Patrick Boland of FEMA holds open the tent flap to the mobile vaccination unit at Oxford Casino where Cynthia Venoit set up to five shots April 12. Andree Kehn/Sun Journal Buy this Photo

The rising number of COVID-19 cases in Oxford County has the Maine Center for Disease Control investigating outbreaks at six schools, a paper mill and a nursing home.

While cases in Androscoggin County remain the highest among Maine’s 16 counties, Oxford is closing in.

Statistics from the Maine Center for Disease Control on Monday showed Androscoggin County had a rate of 645 cases per 10,000 residents. Oxford’s rate is third among the counties with 547 cases per 10,000. Franklin County’s rate is 400 cases per 10,000.

The state average is 448.3 cases per 10,000.

In Oxford County, Maine CDC outbreak investigations are ongoing at Buckfield Junior-Senior High School, N.D. Paper mill in Rumford, Guy Rowe School in Norway, Rumford Elementary School, Sacopee Valley Elementary School and Sacopee Valley Middle School, both in Hiram, Norway Health and Rehabilitation Center and Oxford Hills Comprehensive High School in Paris.

In Androscoggin County, outbreak investigations are ongoing at many schools, three nursing homes, a business and a church.

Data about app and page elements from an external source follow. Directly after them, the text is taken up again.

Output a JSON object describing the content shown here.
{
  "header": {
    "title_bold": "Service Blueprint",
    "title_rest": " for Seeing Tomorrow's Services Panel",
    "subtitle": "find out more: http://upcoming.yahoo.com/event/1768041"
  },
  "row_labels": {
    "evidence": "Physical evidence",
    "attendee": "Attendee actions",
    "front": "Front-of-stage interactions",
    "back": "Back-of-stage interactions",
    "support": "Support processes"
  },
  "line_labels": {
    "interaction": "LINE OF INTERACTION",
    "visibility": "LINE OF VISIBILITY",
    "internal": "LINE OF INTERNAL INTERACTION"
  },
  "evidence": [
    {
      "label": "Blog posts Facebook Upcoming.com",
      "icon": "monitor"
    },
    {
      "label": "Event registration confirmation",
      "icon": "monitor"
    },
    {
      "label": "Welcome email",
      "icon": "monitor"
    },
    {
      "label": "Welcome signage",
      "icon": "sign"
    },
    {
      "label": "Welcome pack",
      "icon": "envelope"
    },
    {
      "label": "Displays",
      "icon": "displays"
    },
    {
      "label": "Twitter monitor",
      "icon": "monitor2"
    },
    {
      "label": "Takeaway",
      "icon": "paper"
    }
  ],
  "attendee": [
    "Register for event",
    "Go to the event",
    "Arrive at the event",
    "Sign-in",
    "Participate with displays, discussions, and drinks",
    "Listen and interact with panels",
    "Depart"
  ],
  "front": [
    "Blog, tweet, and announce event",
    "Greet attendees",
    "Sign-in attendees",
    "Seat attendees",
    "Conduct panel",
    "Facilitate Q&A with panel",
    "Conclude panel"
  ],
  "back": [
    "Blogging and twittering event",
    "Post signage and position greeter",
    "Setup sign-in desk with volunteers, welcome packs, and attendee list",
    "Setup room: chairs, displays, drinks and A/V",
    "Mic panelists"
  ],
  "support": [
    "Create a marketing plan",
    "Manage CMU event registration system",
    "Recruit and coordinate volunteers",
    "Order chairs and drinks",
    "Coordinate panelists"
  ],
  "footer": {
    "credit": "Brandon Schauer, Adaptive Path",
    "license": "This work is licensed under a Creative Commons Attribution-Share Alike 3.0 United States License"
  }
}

The list includes Auburn Middle School, Bruce Whittier Middle School in Poland, Clover Health Care in Auburn, D’Youville Pavillion in Lewiston, Durham Community School, Edward Little High School and Great Falls School, both in Auburn, Elm Street School in Mechanic Falls, Leavitt Area High School in Turner, Lewiston High and Middle schools, Lisbon Community and High schools, Montello Manor in Lewiston, Poland Regional High School, Robert Connors Elementary School in Lewiston; Dingley Press in Lisbon and Vineyard Church of Mechanic Falls.


An outbreak is defined as three or more cases from separate households, Maine CDC spokesman Robert Long said. In most cases outbreaks reflect ongoing community transmission, especially those associated with schools, gathering places and places of work, Long said.

One reason for Oxford County’s climbing numbers, state Sen. Rick Bennett, R-Oxford, said, could be the low vaccination rate, similar to Androscoggin’s. Until a month ago, vaccination appointments were hard to get, he said, but shots are now more plentiful.

Otherwise, “it’s a little perplexing what could be causing these numbers,” Bennett said.

When he goes into stores, people are masked up, he said.

At his church, attendance is up but far below pre-COVID-19 numbers. About 60 people attend services these days compared to 150 to 200 before the pandemic last year. Those who do attend service “have been vaccinated,” Bennett said. He said he got the Johnson & Johnson vaccine a month ago.

Maine CDC Director Dr. Nirav Shah has said the COVID-19 variants are more contagious.


Like those in Androscoggin County, school leaders in Oxford County have said outbreaks at their schools have come from the community, not the school.

Both counties are designated moderate risk for transmission by the Maine Department of Education, which means the state recommends caution with hybrid learning.

At Rumford Elementary, the hybrid model means shorter days and each class staying together, even eating lunch together to limit social mixing. Like other schools, students are masked up and social distanced, Principal Jill Bartash said.

Region School Unit 10 Superintendent Deb Alden said the positive cases “were not transmitted in our schools since school was not in session. Rumford area schools are not back in person 100%.” If a sports team has either a positive case or has an athlete quarantining, no competitions are held, she said.

Related Headlines

Comments are no longer available on this story

filed under: